Guinea pig sows bred for the first time after 7 months will need a Caesarean section, which is extremely difficult to perform. Most won’t survive the procedure, and their pups won’t either. So, breeding a Guinea Pig sow before she reaches 7 months is critical. Male Guinea Pigs don’t share this health issue, thankfully.
What To Do When You Know Your Guinea Pig Is Pregnant
Once you know your Guinea Pig sow is pregnant, you must ensure she stays safe and has a successful pregnancy.
1. Remove the Male From The Sow’S Pen
Removing any males from the pregnant sow’s pen is essential so that they don’t become pregnant again right away after giving birth. Remember, a sow can become pregnant within 15 hours of giving birth!
2. Supplement Your Sow’S Diet

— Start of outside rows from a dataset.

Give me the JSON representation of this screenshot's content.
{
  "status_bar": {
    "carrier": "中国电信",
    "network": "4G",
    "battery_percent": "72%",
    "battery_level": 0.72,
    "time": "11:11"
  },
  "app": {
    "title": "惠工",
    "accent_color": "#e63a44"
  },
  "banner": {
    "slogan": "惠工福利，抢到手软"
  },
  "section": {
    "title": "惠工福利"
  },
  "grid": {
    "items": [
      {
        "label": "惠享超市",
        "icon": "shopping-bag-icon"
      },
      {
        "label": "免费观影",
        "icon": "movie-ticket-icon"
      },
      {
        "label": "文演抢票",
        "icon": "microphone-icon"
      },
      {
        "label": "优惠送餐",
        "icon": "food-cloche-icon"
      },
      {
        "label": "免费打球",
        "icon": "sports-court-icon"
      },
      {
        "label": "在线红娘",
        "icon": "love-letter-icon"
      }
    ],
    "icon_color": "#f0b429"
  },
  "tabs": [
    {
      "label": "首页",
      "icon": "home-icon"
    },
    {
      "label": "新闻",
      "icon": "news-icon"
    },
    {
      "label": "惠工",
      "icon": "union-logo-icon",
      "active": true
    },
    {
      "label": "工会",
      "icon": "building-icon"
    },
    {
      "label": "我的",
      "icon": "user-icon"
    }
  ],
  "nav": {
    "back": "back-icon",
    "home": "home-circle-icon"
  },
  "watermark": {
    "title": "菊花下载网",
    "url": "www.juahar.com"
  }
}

While pregnant, your Guinea Pig should get certain vitamins and minerals to help her babies grow and ensure her pregnancy is successful. They include Vitamin C, calcium, and alfalfa hay. Vitamin C is essential as Guinea Pigs can’t synthesize this vital vitamin on their own. Giving your pregnant sow a small piece of fruit daily is an excellent idea.
3. Ensure Your Sow Has Plenty of Regular Hay

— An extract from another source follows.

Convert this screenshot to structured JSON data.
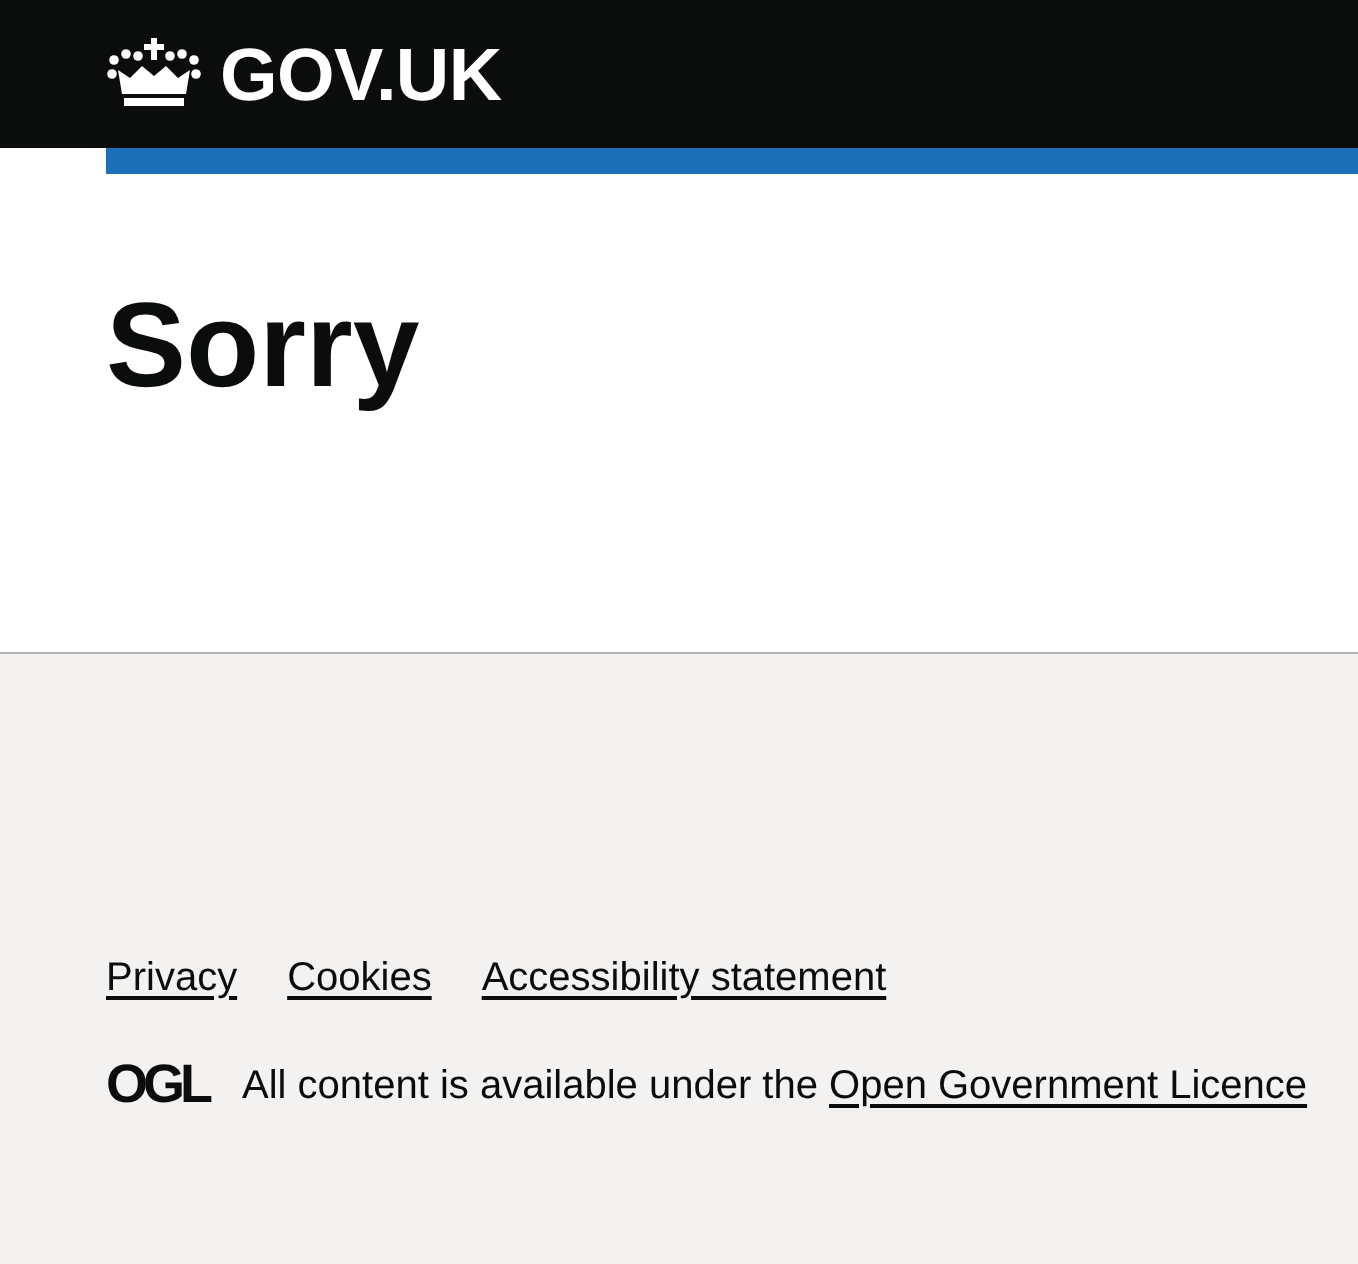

She will need this to gain weight while pregnant and help feed her pups.
4. Bring Your Sow Indoors for More Warmth & Comfort.
This is especially true in winter. However, a pregnant Guinea Pig should be kept inside any time of year for safety. At the very least, moving their pen into a well-insulated shed, garage, or other outdoor shelter is a good idea.
5. Don’t Overfeed Your Guinea Pig Sow With Pellets
Many owners make the mistake of overfeeding their sows with pellets or muesli. The problem is that the sow’s babies might become so large due to overfeeding that passing them through her birth canal is extremely difficult.
What Is the Average Size Litter for a Guinea Pig?
Although a Guinea Pig sow can have one to six pups, the average litter size is three. For the average sow, the occasional stillbirth or spontaneous abortion is normal. It’s also worth noting that the first litter or two most Guinea Pig sows have are small. As they have more pregnancies, their litter size increases.
What Do Guinea Pig Pups Look Like?
If you’ve ever seen hamster, mouse, or gerbil babies, you know they’re tiny, pink, and furless. The difference between these animals and Guinea Pigs is that Guinea Pig pups are born almost fully mature! They have all their fur, their eyes are open, and they also have teeth. In fact, a newborn Guinea Pig can drink from a water container and eat solid food!
However, just because they can eat and drink like adults, Guinea Pig pups should be allowed to nurse for at least 2 to 3 weeks. That way, they get vitamins, minerals, other nutrients, and immunity boosters from their momma. After 3 weeks, they can be weaned, but occasionally, pups can still be allowed to breastfeed if possible.
How Long Are Guinea Pigs Pregnant?
One reason that Guinea Pig pups are almost fully developed when they’re born is that Guinea Pig sows have a very long gestation period. The average is 65 days, but some can last upwards of 72 days. What’s fascinating is that the size of the litter is directly in contrast to the length of the pregnancy. In other words, a Guinea Pig having one pup will have a longer pregnancy than one giving birth to five or six pups.
Guinea pigs are much different from other small mammalian pets like hamsters. They can go into heat every 15 days, get pregnant within 15 hours of giving birth, and their pups are born ready to face the world on their own (almost).
One of the most important things to remember if you plan to breed your Guinea Pig sow is that it must be done before she reaches 7 months of age, lest she has severe problems giving birth. If that’s your plan, we hope the information provided today helps your Guinea Pig have a successful pregnancy!
Featured Image Credit: Charleen Magne, Shutterstock